• [Work to be completed]
Copy every line of the data that contains the string "icon".

• [Exercise data]
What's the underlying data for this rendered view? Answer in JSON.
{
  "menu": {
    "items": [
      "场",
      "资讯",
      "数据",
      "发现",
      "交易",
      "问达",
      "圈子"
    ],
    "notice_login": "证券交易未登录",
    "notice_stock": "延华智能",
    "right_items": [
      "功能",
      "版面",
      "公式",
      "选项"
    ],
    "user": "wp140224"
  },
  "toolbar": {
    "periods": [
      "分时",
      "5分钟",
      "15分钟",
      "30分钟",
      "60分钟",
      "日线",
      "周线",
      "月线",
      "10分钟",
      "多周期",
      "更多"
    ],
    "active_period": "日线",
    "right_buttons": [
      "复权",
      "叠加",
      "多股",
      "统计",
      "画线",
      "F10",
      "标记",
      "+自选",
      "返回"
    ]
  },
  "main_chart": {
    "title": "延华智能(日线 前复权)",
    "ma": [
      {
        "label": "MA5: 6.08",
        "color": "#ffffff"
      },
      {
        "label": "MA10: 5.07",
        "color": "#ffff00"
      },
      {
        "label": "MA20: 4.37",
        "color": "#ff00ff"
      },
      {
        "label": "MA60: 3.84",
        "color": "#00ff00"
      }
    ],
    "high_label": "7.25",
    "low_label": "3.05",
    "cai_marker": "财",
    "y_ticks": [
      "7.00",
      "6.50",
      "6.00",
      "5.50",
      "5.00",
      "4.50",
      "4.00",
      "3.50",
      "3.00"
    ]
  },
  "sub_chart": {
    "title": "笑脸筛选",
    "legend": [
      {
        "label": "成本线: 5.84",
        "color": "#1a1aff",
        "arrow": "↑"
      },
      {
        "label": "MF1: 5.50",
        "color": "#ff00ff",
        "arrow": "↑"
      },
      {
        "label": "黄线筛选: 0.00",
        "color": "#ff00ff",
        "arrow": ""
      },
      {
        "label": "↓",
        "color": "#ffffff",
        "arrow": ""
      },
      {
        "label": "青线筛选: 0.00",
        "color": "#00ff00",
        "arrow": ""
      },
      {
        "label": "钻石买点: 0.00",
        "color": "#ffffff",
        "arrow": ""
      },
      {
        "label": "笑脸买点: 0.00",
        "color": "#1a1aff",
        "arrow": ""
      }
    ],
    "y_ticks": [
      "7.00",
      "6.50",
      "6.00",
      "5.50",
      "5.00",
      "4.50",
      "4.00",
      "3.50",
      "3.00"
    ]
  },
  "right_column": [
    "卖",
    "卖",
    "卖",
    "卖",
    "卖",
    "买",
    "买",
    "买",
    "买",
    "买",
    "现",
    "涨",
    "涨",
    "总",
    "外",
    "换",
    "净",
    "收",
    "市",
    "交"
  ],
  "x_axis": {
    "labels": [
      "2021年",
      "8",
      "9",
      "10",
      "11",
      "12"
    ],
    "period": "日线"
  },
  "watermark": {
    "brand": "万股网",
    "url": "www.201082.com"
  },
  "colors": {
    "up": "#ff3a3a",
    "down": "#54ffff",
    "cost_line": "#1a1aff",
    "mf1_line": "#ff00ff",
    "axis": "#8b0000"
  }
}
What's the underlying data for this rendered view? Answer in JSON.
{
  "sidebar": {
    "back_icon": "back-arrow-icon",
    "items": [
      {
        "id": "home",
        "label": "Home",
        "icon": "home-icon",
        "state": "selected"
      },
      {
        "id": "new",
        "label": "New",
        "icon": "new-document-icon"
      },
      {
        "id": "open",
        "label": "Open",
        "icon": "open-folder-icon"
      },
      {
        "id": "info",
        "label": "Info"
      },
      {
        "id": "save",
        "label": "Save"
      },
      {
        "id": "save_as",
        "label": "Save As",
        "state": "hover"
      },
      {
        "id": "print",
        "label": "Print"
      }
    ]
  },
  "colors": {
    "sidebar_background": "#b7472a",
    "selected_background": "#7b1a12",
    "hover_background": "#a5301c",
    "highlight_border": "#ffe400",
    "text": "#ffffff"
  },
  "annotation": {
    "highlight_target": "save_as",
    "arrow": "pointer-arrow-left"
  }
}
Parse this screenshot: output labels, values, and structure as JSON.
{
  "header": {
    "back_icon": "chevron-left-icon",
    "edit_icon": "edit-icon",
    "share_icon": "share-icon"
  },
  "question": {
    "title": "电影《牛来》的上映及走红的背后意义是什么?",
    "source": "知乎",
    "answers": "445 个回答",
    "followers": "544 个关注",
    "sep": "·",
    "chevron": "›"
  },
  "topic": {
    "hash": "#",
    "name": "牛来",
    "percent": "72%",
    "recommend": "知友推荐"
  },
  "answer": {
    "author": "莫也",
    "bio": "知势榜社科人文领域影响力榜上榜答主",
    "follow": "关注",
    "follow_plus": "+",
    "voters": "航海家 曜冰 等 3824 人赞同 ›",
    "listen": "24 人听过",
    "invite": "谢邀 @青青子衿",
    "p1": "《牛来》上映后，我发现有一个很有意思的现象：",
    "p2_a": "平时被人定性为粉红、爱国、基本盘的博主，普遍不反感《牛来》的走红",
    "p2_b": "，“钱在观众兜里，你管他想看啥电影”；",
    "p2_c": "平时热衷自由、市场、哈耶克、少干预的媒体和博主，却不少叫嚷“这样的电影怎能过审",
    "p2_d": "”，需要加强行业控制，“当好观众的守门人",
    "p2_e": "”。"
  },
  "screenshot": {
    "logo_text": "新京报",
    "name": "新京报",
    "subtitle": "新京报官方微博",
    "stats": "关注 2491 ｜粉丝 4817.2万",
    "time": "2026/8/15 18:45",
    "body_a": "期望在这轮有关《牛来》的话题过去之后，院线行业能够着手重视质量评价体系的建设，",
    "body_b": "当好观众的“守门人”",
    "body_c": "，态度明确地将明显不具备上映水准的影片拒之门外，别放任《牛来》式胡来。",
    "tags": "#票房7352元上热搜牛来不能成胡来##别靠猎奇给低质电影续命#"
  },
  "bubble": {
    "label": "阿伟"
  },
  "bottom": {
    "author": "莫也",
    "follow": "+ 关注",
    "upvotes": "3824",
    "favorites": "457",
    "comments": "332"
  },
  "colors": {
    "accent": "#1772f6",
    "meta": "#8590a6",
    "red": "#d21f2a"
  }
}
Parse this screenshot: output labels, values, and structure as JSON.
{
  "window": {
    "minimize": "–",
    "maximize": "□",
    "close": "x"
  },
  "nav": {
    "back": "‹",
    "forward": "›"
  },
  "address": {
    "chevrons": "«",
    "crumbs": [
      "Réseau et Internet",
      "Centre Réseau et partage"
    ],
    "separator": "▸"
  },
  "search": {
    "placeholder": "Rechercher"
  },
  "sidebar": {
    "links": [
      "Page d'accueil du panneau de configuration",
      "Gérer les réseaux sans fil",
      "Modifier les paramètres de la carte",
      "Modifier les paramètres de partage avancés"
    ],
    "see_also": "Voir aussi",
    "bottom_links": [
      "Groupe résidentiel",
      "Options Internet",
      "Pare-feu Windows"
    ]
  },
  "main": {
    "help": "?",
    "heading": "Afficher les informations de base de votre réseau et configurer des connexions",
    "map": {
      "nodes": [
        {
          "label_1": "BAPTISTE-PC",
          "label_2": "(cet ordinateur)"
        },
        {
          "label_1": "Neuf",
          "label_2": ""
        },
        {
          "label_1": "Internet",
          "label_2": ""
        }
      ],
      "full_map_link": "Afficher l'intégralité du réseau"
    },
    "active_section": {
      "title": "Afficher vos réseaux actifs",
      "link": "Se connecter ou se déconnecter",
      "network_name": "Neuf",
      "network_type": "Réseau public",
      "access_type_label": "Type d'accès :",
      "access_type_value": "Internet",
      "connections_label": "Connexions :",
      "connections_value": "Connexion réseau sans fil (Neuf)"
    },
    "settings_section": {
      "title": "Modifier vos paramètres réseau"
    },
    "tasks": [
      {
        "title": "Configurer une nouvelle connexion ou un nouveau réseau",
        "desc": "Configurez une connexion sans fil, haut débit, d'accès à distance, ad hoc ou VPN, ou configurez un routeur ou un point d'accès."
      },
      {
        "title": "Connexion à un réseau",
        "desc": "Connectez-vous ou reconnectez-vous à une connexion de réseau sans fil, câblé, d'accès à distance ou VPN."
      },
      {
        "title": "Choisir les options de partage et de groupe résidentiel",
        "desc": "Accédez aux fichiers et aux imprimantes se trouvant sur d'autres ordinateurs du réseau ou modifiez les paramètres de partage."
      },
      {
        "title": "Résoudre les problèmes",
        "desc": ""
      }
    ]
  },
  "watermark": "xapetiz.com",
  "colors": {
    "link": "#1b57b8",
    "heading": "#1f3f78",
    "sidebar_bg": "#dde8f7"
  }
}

• [Exercise solution]
    "back_icon": "back-arrow-icon",
        "icon": "home-icon",
        "icon": "new-document-icon"
        "icon": "open-folder-icon"
    "back_icon": "chevron-left-icon",
    "edit_icon": "edit-icon",
    "share_icon": "share-icon"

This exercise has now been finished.